As Americans gear up for the holiday season, here in Zambia we are gearing up for the end of the school year. Our students are excitedly studying for their exams, teachers are wrapping up lesson plans, and everyone is dreaming of the new year and the new hope it brings.
This year has been a successful one for our school, we welcomed more students than ever before, and they continue to amaze us with their discipline, their dedication to their work, and their gratefulness for being able to study. They know that their plans for their future are not written in pencil any more, easily erased. They are firmly inscribed in ink pen - with the help of donors like you. So many other things in their lives are uncertain and quick to be undone. But through your support we can stand behind our kids, committed to their education and their futures.
If you haven't yet donated to the Classroom Sponsorship program, I encourage you to do so. By supporting a classroom, you are guaranteeing those kids the opportunity to learn, grow, and plan for their lives.
Every time I visit Chikumbuso I am surprised by some aspect of the project. This time it is the maturity and eagerness to learn that I see demonstrated in our students.

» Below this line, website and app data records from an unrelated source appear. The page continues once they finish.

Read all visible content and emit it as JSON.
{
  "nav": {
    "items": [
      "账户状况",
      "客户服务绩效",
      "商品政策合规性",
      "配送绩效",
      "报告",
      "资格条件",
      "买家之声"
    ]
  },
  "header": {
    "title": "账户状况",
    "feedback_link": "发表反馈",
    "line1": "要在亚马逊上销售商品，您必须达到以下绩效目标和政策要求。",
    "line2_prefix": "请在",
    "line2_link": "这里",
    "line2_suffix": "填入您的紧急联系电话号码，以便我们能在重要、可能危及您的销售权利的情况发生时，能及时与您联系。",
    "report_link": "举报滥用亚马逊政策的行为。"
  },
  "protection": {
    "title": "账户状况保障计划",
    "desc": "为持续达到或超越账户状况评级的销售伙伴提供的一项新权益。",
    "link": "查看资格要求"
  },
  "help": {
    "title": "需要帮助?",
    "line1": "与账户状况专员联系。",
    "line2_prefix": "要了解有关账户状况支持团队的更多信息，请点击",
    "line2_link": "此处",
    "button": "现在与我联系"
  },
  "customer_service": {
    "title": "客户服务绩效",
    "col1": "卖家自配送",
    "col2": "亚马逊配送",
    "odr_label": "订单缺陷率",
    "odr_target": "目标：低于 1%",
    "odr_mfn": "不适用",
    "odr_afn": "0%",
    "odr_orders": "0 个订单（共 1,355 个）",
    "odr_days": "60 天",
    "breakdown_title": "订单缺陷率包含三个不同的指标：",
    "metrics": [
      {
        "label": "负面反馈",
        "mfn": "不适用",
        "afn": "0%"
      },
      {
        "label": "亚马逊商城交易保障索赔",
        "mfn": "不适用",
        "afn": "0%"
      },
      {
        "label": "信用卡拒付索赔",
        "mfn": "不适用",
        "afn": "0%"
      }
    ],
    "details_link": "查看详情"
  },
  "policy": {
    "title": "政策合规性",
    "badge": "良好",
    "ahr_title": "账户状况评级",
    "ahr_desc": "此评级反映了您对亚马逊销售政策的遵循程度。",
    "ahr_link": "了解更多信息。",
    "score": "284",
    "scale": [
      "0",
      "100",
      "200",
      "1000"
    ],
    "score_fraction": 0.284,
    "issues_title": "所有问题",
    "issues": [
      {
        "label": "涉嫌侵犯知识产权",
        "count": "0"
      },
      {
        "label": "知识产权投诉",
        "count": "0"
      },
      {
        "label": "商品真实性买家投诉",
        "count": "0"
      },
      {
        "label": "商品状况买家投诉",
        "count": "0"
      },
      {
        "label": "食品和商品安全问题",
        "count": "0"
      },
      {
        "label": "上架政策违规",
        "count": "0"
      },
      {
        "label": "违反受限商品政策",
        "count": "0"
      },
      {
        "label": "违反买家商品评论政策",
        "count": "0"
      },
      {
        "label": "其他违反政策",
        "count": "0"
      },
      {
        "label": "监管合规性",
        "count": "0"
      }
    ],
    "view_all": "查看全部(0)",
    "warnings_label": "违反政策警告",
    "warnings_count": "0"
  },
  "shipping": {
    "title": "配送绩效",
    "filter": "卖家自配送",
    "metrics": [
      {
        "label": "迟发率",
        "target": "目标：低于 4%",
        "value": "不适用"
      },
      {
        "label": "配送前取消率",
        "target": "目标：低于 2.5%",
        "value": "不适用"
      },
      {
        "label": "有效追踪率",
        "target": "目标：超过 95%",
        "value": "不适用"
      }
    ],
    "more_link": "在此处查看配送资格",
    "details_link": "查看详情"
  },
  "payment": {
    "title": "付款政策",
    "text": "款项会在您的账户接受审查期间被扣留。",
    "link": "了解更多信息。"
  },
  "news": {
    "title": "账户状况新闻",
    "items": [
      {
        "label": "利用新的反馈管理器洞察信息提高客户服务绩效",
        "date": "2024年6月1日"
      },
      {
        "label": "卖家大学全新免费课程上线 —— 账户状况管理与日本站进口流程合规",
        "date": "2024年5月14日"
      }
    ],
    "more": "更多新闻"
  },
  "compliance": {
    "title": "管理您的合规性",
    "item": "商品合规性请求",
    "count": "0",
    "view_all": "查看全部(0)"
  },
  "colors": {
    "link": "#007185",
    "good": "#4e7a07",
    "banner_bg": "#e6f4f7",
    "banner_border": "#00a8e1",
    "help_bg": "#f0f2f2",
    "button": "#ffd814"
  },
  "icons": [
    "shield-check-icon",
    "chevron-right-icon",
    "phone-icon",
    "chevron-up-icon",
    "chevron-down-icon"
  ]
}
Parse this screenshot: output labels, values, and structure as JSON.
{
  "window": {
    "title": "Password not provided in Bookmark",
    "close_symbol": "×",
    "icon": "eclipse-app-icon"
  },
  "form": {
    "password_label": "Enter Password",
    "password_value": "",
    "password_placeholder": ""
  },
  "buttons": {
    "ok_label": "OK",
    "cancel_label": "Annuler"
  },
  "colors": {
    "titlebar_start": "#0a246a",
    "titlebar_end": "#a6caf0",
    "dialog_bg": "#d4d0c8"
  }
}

Ten years ago, at the outset of Chikumbuso, there were 30 very bedraggled students ranging from six to ten years of age. They were frightened by the white woman, thankful to be invited into school, and hoping for food for lunch and a bit extra to take home to their families.
Today these same students and 420 more portray a new picture. These students are bright, well dressed and healthy. One of these students is Teddy a 17 year old eighth grader. Teddy grew up in the far eastern corner of Zambia with a single mom and a younger sister. Life was a struggle and he did not go to school. At seven years old his uncle came to the village to take him to his father in Lusaka where they hoped he would be able to finally get an education.
Teddy said nothing changed. His father did not have the means to send him to school. What a disappointment. One day his neighbor, a teacher at Chikumbuso, came and took him to school. He did not speak English and he could not read but the teachers at Chikumbuso were tender with him and today Teddy is ranked number one in his eighth grade class. Given the opportunity of a life time he grabbed hold of it. He works hard and his peers respect him.
Your donations help to keep Teddy and others like him in school.
Thank you so much.
Yesterday Beauty took me out on one of her visits to see a grandmother in need.
When we arrived Magadalena was sleeping on her veranda on a grass mat at the front of her house.
Beauty stirred her sleep with a pat on the back. "Mbuya (grandmother) we are here to see you."
We entered her clean tidy house and sat on furniture from earlier, better times.
I was there to hear her story and to see how Chikumbuso could help her.
Magdalena was born in 1931. She was married with 9 children, her husband worked at Lusaka airport and life was okay for a while until the AIDS epidemic. Now Magadelena is a widow with four children and her only son is very ill.
She lives in Ngombe in the house of her deceased son and cares for three grandsons, or they care for her.
Today there is no food in her house. I ask her what she dreams about and she tells me she only dreams of dying. She wakes and asks God if today will be the day. Other than that she only thinks of food.
Beauty and I go and buy her an assortment of foods, soaps, and charcoal and take it to her where she dances in delight at the feast before her.
"Today I will not sleep! I will just eat and eat!" she tells me.
As we return to Chikumbuso, Beauty reminds me of just how many grandmothers there are in Ng'ombe all with the same dream. Please help us to reach out to these women.